I’ve tried, I really have. When Webster and other dictionaries, announced that the second definition of the word “literally” means “figuratively” – “My head literally exploded” – I had some difficulty with that. Still I tried to shoehorn this new meaning into my vocabulary. Alas, I have failed.
“Literally” served me well. When I wrote, “LOL, literally,” this meant that an audible chuckle erupted from me, not just that I found it quite funny.
I noticed that Arthur@AmeriNZ is not bothered by this. He says, correctly, “English is constantly evolving and changing, and it always has been. New words enter usage and old ones die out.” And so I noted at the time that it didn’t bother me. But the more I thought on it, the more I was irritated by the change.
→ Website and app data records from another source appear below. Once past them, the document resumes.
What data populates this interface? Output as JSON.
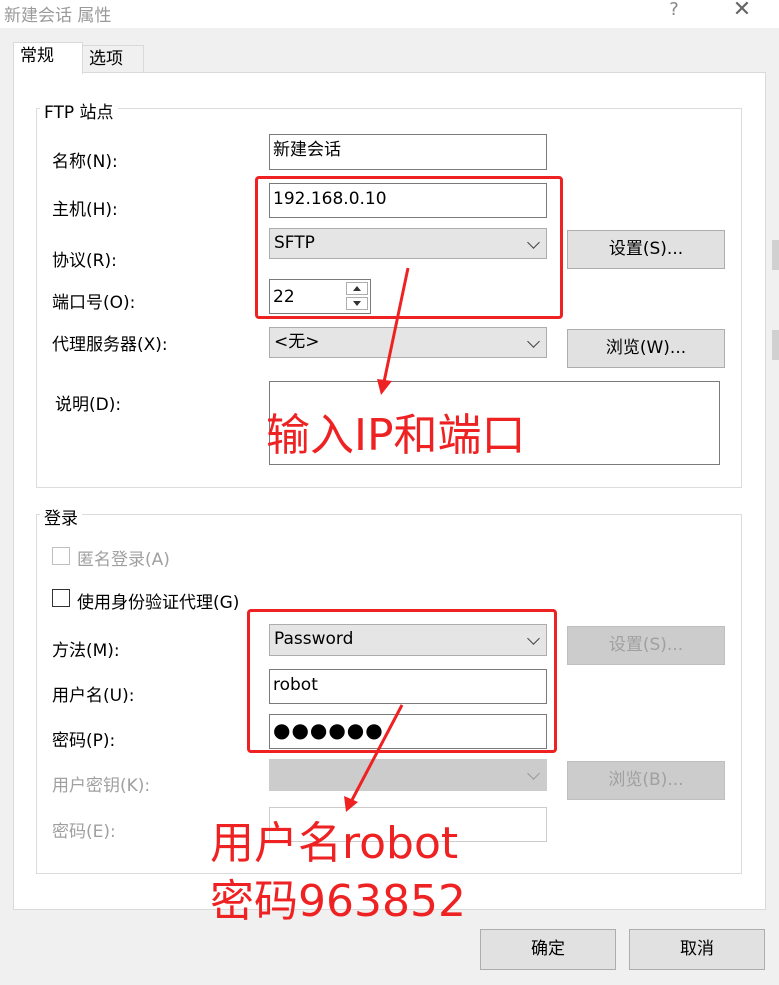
{
  "window": {
    "title": "新建会话 属性",
    "help_glyph": "?",
    "close_glyph": "✕"
  },
  "tabs": [
    {
      "label": "常规"
    },
    {
      "label": "选项"
    }
  ],
  "ftp_site": {
    "title": "FTP 站点",
    "name_label": "名称(N):",
    "name_value": "新建会话",
    "host_label": "主机(H):",
    "host_value": "192.168.0.10",
    "protocol_label": "协议(R):",
    "protocol_value": "SFTP",
    "settings_button": "设置(S)...",
    "port_label": "端口号(O):",
    "port_value": "22",
    "proxy_label": "代理服务器(X):",
    "proxy_value": "<无>",
    "browse_button": "浏览(W)...",
    "desc_label": "说明(D):"
  },
  "login": {
    "title": "登录",
    "anonymous_label": "匿名登录(A)",
    "auth_agent_label": "使用身份验证代理(G)",
    "method_label": "方法(M):",
    "method_value": "Password",
    "method_settings_button": "设置(S)...",
    "username_label": "用户名(U):",
    "username_value": "robot",
    "password_label": "密码(P):",
    "password_value": "●●●●●●",
    "userkey_label": "用户密钥(K):",
    "userkey_browse_button": "浏览(B)...",
    "passphrase_label": "密码(E):"
  },
  "footer": {
    "ok_button": "确定",
    "cancel_button": "取消"
  },
  "annotations": {
    "ip_port": "输入IP和端口",
    "username": "用户名robot",
    "password": "密码963852",
    "color": "#ee2222"
  }
}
So while using literally to mean figuratively may be OK (for some), what do I use when I REALLY, REALLY mean literally? How can I make this clear to the reader/listener?
Continue reading "Literally" – you are dead to me